Now braids zero stretch means its shock resistance breaks knots and line, i.e. when cracking the whip on a hookset can snap the line…easily. There are two ways of remedying this, the first is use a leader of fluorocarbon or mono. A good length of leader will allow enough shock resistance to keep the line intact, if that doesn’t work and your still busting line then change the rod your using, by going to a softer actioned rod will allow the rod to “eat” some of the shock, keeping you from breaking the line. Another issue is due to it having no memory (this is something that makes mono such a pain in the butt) and being so supple, when using bait casters and having an overrun (backlash/birds nest) you will have an issue with getting them out as well as having the line dig into the line on the spool. Unfortunately, backlashes will happen, it’s one of the hazards but you can keep them from taking over the spool by doing this three-step process.
First spool your bait caster with braid, get some tape and cut a 2 to 3-inch piece off and stick it on your chest then tie on a ½ oz. weight of some sort either an old jig or weight, make a cast, then pull at least 3 to 6 pulls off the spool. Now lay the tape onto the line so the tape is covering the rest of the line, and the last step is to reel the line back in pinching the line between your fingers to put as much tension on the line as possible. The reason is by putting the line under tension is going to set that tape. This will prevent you losing the whole spool of line in case of a bad overrun.

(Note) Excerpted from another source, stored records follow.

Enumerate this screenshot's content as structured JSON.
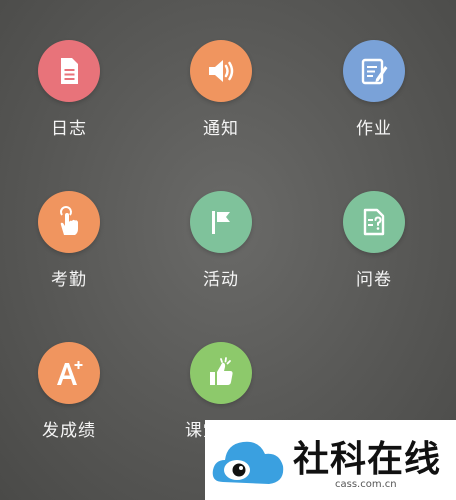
{
  "colors": {
    "red": "#e8737a",
    "orange": "#f0955f",
    "blue": "#7aa2d8",
    "green": "#7fc29b",
    "lime": "#8dc96b"
  },
  "menu": {
    "items": [
      {
        "label": "日志",
        "icon": "document-icon",
        "color": "#e8737a"
      },
      {
        "label": "通知",
        "icon": "speaker-icon",
        "color": "#f0955f"
      },
      {
        "label": "作业",
        "icon": "edit-note-icon",
        "color": "#7aa2d8"
      },
      {
        "label": "考勤",
        "icon": "hand-tap-icon",
        "color": "#f0955f"
      },
      {
        "label": "活动",
        "icon": "flag-icon",
        "color": "#7fc29b"
      },
      {
        "label": "问卷",
        "icon": "questionnaire-icon",
        "color": "#7fc29b"
      },
      {
        "label": "发成绩",
        "icon": "grade-plus-icon",
        "color": "#f0955f"
      },
      {
        "label": "课堂表现",
        "icon": "thumbs-up-icon",
        "color": "#8dc96b"
      }
    ]
  },
  "watermark": {
    "title": "社科在线",
    "subtitle": "cass.com.cn"
  }
}
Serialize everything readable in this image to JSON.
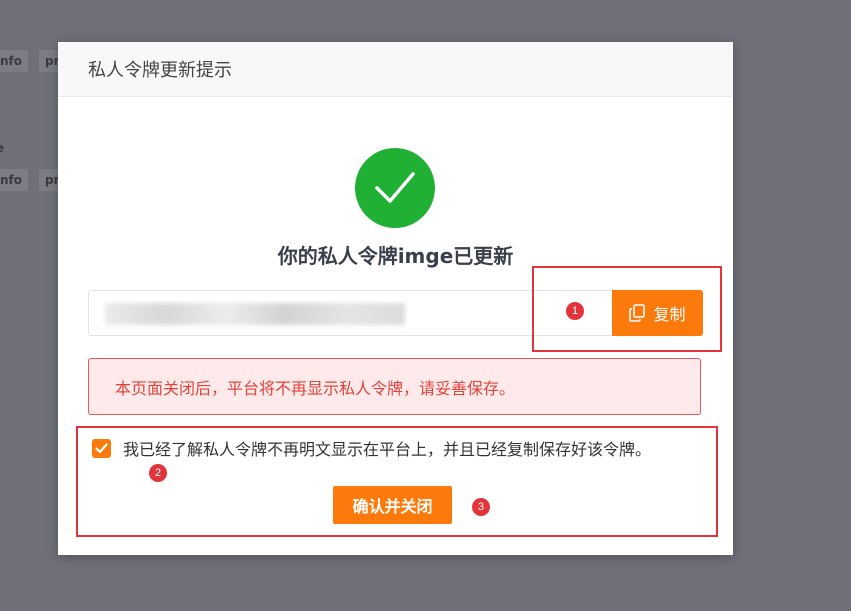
{
  "background": {
    "tags": [
      "nfo",
      "pr",
      "nfo",
      "pr"
    ],
    "fragment": "e"
  },
  "dialog": {
    "title": "私人令牌更新提示",
    "success_icon": "check-icon",
    "headline": "你的私人令牌imge已更新",
    "token": {
      "value_hidden": true
    },
    "copy_button": {
      "label": "复制",
      "icon": "copy-icon"
    },
    "warning": "本页面关闭后，平台将不再显示私人令牌，请妥善保存。",
    "confirm_checkbox": {
      "checked": true,
      "label": "我已经了解私人令牌不再明文显示在平台上，并且已经复制保存好该令牌。"
    },
    "close_button": {
      "label": "确认并关闭"
    }
  },
  "annotations": [
    {
      "number": "1"
    },
    {
      "number": "2"
    },
    {
      "number": "3"
    }
  ],
  "colors": {
    "accent": "#fb7a0b",
    "success": "#1fb034",
    "annotation": "#e3343b",
    "alert_text": "#e0443c",
    "alert_bg": "#feeaea",
    "overlay": "#6e6f78"
  }
}
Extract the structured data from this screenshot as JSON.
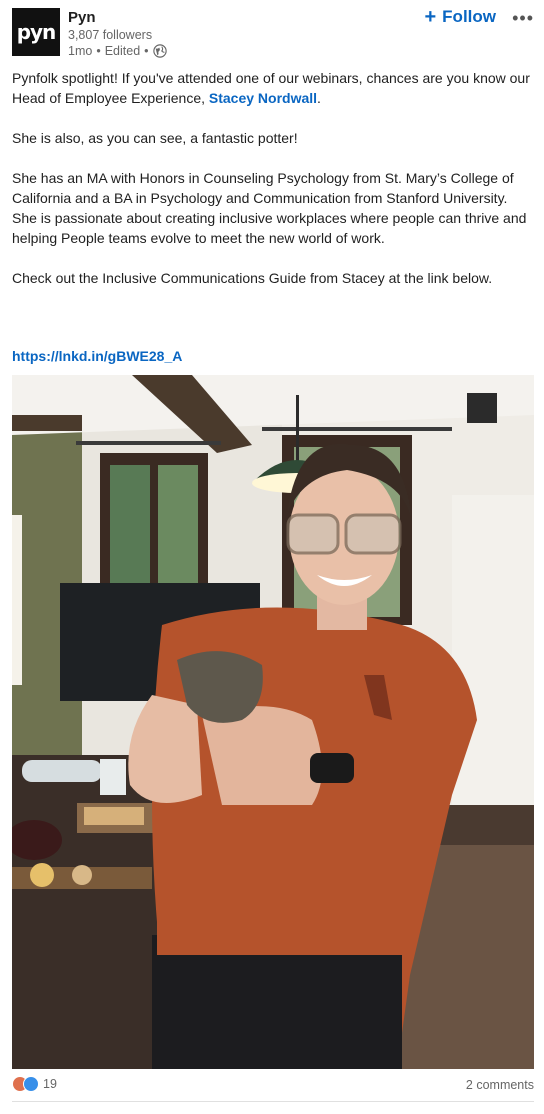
{
  "company": {
    "logo_text": "pyn",
    "name": "Pyn",
    "followers": "3,807 followers",
    "age": "1mo",
    "edited": "Edited",
    "visibility_icon": "globe-icon",
    "follow_label": "Follow",
    "more_label": "•••"
  },
  "post": {
    "p1_before": "Pynfolk spotlight! If you've attended one of our webinars, chances are you know our Head of Employee Experience, ",
    "mention": "Stacey Nordwall",
    "p1_after": ".",
    "p2": "She is also, as you can see, a fantastic potter!",
    "p3": "She has an MA with Honors in Counseling Psychology from St. Mary’s College of California and a BA in Psychology and Communication from Stanford University. She is passionate about creating inclusive workplaces where people can thrive and helping People teams evolve to meet the new world of work.",
    "p4": "Check out the Inclusive Communications Guide from Stacey at the link below.",
    "link": "https://lnkd.in/gBWE28_A"
  },
  "footer": {
    "reaction_count": "19",
    "comments": "2 comments"
  },
  "colors": {
    "accent": "#0a66c2",
    "shirt": "#b5532c"
  }
}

On this topic lets quickly add this: wind knots on spinning outfits.
One of the biggest issues is wind knots and it’s from how little memory is in braid, allowing it to twist easily with no rhyme or reason, and 99% of the time it is due to right after the cast re loading the reel with slack line. the easiest way to prevent this is after the cast, closing the bail manually, do not turn the handle to close the bail. This will throw twist and slack onto the spool and create the beginnings of a wind knot. Secondly after closing the bail, run your fingers up the line to take out the slack before turning the handle. Also, if you are putting a lot of slack line on the reel be aware that you will have the makings of a wind knot very easily, go ahead and pinch the line to put just enough tension to keep the line going on the spool “straight”. Do these things and you should have little to no issues.
Man, that was a long one, but we have covered braid well in this part 2 of the class today. Braid is an excellent choice when first getting started, and hopefully after this session you will be better informed. We will take a nice 30-minute break to catch our breath so to speak, but when we get back we are going to delve into the world that is fluorocarbon! See you in a bit class.